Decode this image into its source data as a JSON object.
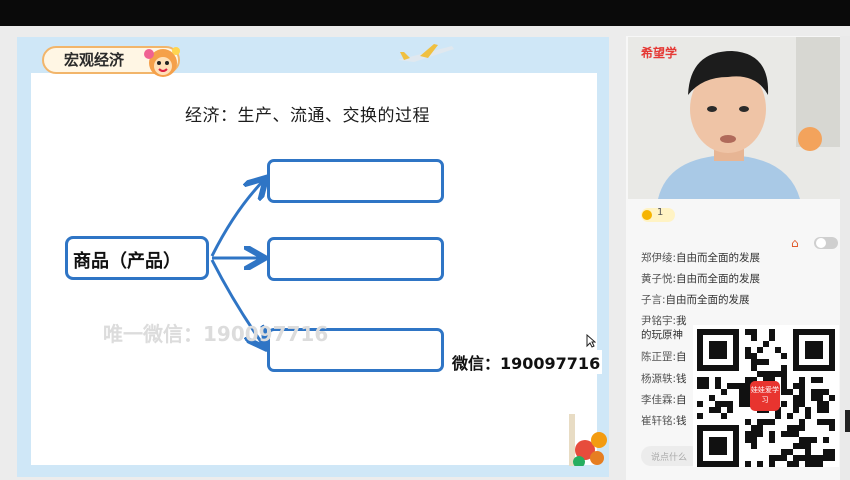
{
  "slide": {
    "tag_title": "宏观经济",
    "heading": "经济：生产、流通、交换的过程",
    "source_label": "商品（产品）",
    "target_boxes": [
      "",
      "",
      ""
    ],
    "watermark": "唯一微信：190097716",
    "contact": "微信：190097716"
  },
  "sidebar": {
    "logo": "希望学",
    "likes": "1",
    "input_placeholder": "说点什么",
    "chat": [
      {
        "user": "郑伊绫:",
        "text": "自由而全面的发展"
      },
      {
        "user": "黄子悦:",
        "text": "自由而全面的发展"
      },
      {
        "user": "子言:",
        "text": "自由而全面的发展"
      },
      {
        "user": "尹铭宇:",
        "text": "我"
      },
      {
        "user": "",
        "text": "的玩原神"
      },
      {
        "user": "陈正罡:",
        "text": "自"
      },
      {
        "user": "杨源轶:",
        "text": "钱"
      },
      {
        "user": "李佳霖:",
        "text": "自"
      },
      {
        "user": "崔轩铭:",
        "text": "钱"
      }
    ],
    "qr_badge": "娃娃爱学习"
  },
  "colors": {
    "accent": "#2f75c5",
    "slide_bg": "#cfe7f7",
    "brand": "#e53935"
  }
}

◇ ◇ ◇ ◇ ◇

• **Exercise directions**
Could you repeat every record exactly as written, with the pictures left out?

• **Written solution**
Decode this image into its source data as a JSON object.
{
  "slide": {
    "tag_title": "宏观经济",
    "heading": "经济：生产、流通、交换的过程",
    "source_label": "商品（产品）",
    "target_boxes": [
      "",
      "",
      ""
    ],
    "watermark": "唯一微信：190097716",
    "contact": "微信：190097716"
  },
  "sidebar": {
    "logo": "希望学",
    "likes": "1",
    "input_placeholder": "说点什么",
    "chat": [
      {
        "user": "郑伊绫:",
        "text": "自由而全面的发展"
      },
      {
        "user": "黄子悦:",
        "text": "自由而全面的发展"
      },
      {
        "user": "子言:",
        "text": "自由而全面的发展"
      },
      {
        "user": "尹铭宇:",
        "text": "我"
      },
      {
        "user": "",
        "text": "的玩原神"
      },
      {
        "user": "陈正罡:",
        "text": "自"
      },
      {
        "user": "杨源轶:",
        "text": "钱"
      },
      {
        "user": "李佳霖:",
        "text": "自"
      },
      {
        "user": "崔轩铭:",
        "text": "钱"
      }
    ],
    "qr_badge": "娃娃爱学习"
  },
  "colors": {
    "accent": "#2f75c5",
    "slide_bg": "#cfe7f7",
    "brand": "#e53935"
  }
}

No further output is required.